» **Task brief**
Find each line below containing the word "задачи" and copy it.
- - - - - - -
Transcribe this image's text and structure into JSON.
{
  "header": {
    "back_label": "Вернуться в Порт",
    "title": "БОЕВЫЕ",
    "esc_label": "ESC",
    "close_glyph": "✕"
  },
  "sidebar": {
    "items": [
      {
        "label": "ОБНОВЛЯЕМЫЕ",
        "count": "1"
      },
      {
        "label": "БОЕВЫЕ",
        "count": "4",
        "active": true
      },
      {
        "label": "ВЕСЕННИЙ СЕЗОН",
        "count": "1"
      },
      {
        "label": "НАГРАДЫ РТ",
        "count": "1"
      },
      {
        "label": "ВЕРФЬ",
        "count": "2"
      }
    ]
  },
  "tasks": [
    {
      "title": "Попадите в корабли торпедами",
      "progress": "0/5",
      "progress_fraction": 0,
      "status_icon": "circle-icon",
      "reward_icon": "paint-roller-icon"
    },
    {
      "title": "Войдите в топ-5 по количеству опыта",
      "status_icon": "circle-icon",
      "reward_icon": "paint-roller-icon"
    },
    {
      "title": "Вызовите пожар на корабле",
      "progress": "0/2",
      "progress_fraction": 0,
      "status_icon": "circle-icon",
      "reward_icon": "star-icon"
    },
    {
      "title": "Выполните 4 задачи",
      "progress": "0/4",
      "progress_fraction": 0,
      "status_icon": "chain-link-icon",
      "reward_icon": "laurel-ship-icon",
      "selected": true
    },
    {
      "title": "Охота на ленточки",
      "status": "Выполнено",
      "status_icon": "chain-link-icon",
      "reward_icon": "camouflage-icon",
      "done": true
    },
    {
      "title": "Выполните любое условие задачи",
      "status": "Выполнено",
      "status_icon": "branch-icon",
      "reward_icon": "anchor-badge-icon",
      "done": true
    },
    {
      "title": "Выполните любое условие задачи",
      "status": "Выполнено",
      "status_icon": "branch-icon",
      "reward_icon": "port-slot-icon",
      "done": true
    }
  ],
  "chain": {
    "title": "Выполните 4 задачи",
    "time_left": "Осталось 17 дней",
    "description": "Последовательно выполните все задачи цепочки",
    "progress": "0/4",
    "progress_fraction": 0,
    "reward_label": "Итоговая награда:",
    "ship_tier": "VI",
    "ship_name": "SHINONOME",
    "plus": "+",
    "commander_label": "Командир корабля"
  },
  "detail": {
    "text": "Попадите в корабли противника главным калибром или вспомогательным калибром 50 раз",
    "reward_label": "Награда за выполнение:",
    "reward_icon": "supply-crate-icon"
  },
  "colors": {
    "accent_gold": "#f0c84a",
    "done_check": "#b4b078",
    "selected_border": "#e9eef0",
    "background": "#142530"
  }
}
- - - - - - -
» **Result**
      "title": "Выполните 4 задачи",
      "title": "Выполните любое условие задачи",
      "title": "Выполните любое условие задачи",
    "title": "Выполните 4 задачи",
    "description": "Последовательно выполните все задачи цепочки",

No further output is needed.